SUPPLIED RECORDS:
*** Begin section ***

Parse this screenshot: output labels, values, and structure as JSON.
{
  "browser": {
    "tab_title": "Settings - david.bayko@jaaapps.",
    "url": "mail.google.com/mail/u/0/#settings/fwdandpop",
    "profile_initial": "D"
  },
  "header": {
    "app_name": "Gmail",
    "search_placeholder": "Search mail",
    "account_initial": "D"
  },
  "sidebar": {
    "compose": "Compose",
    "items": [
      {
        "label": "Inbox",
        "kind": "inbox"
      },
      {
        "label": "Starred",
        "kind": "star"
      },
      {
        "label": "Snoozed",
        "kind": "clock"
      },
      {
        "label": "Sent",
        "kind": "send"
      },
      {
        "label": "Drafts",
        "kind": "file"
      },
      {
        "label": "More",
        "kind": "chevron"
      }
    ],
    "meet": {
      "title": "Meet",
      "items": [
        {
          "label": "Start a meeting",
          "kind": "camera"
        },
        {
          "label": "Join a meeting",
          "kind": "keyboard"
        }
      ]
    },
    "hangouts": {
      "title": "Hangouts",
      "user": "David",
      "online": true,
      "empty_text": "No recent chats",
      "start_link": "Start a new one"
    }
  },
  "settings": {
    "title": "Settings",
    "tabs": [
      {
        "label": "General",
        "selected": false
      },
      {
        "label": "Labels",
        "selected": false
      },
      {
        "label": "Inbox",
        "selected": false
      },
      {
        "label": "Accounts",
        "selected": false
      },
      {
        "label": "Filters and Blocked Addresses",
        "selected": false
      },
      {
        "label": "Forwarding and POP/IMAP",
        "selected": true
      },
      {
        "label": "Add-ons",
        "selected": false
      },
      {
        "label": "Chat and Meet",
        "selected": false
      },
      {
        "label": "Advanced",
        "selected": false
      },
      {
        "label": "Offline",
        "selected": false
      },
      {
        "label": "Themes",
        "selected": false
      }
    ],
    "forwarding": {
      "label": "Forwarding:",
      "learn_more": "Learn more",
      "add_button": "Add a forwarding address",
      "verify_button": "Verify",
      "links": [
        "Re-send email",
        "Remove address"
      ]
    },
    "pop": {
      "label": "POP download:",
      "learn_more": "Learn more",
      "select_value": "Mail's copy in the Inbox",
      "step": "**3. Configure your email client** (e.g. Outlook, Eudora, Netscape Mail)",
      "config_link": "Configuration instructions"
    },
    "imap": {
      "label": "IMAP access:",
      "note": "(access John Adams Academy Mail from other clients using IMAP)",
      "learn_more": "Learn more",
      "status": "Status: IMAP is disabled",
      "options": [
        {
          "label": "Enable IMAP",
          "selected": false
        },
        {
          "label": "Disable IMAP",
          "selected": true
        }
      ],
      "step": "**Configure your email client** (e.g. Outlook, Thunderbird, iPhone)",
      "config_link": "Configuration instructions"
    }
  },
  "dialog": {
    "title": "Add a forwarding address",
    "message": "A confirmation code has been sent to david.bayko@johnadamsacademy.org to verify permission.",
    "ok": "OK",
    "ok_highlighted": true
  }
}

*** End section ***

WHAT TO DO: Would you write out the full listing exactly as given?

WRITTEN SOLUTION:
Parse this screenshot: output labels, values, and structure as JSON.
{
  "browser": {
    "tab_title": "Settings - david.bayko@jaaapps.",
    "url": "mail.google.com/mail/u/0/#settings/fwdandpop",
    "profile_initial": "D"
  },
  "header": {
    "app_name": "Gmail",
    "search_placeholder": "Search mail",
    "account_initial": "D"
  },
  "sidebar": {
    "compose": "Compose",
    "items": [
      {
        "label": "Inbox",
        "kind": "inbox"
      },
      {
        "label": "Starred",
        "kind": "star"
      },
      {
        "label": "Snoozed",
        "kind": "clock"
      },
      {
        "label": "Sent",
        "kind": "send"
      },
      {
        "label": "Drafts",
        "kind": "file"
      },
      {
        "label": "More",
        "kind": "chevron"
      }
    ],
    "meet": {
      "title": "Meet",
      "items": [
        {
          "label": "Start a meeting",
          "kind": "camera"
        },
        {
          "label": "Join a meeting",
          "kind": "keyboard"
        }
      ]
    },
    "hangouts": {
      "title": "Hangouts",
      "user": "David",
      "online": true,
      "empty_text": "No recent chats",
      "start_link": "Start a new one"
    }
  },
  "settings": {
    "title": "Settings",
    "tabs": [
      {
        "label": "General",
        "selected": false
      },
      {
        "label": "Labels",
        "selected": false
      },
      {
        "label": "Inbox",
        "selected": false
      },
      {
        "label": "Accounts",
        "selected": false
      },
      {
        "label": "Filters and Blocked Addresses",
        "selected": false
      },
      {
        "label": "Forwarding and POP/IMAP",
        "selected": true
      },
      {
        "label": "Add-ons",
        "selected": false
      },
      {
        "label": "Chat and Meet",
        "selected": false
      },
      {
        "label": "Advanced",
        "selected": false
      },
      {
        "label": "Offline",
        "selected": false
      },
      {
        "label": "Themes",
        "selected": false
      }
    ],
    "forwarding": {
      "label": "Forwarding:",
      "learn_more": "Learn more",
      "add_button": "Add a forwarding address",
      "verify_button": "Verify",
      "links": [
        "Re-send email",
        "Remove address"
      ]
    },
    "pop": {
      "label": "POP download:",
      "learn_more": "Learn more",
      "select_value": "Mail's copy in the Inbox",
      "step": "**3. Configure your email client** (e.g. Outlook, Eudora, Netscape Mail)",
      "config_link": "Configuration instructions"
    },
    "imap": {
      "label": "IMAP access:",
      "note": "(access John Adams Academy Mail from other clients using IMAP)",
      "learn_more": "Learn more",
      "status": "Status: IMAP is disabled",
      "options": [
        {
          "label": "Enable IMAP",
          "selected": false
        },
        {
          "label": "Disable IMAP",
          "selected": true
        }
      ],
      "step": "**Configure your email client** (e.g. Outlook, Thunderbird, iPhone)",
      "config_link": "Configuration instructions"
    }
  },
  "dialog": {
    "title": "Add a forwarding address",
    "message": "A confirmation code has been sent to david.bayko@johnadamsacademy.org to verify permission.",
    "ok": "OK",
    "ok_highlighted": true
  }
}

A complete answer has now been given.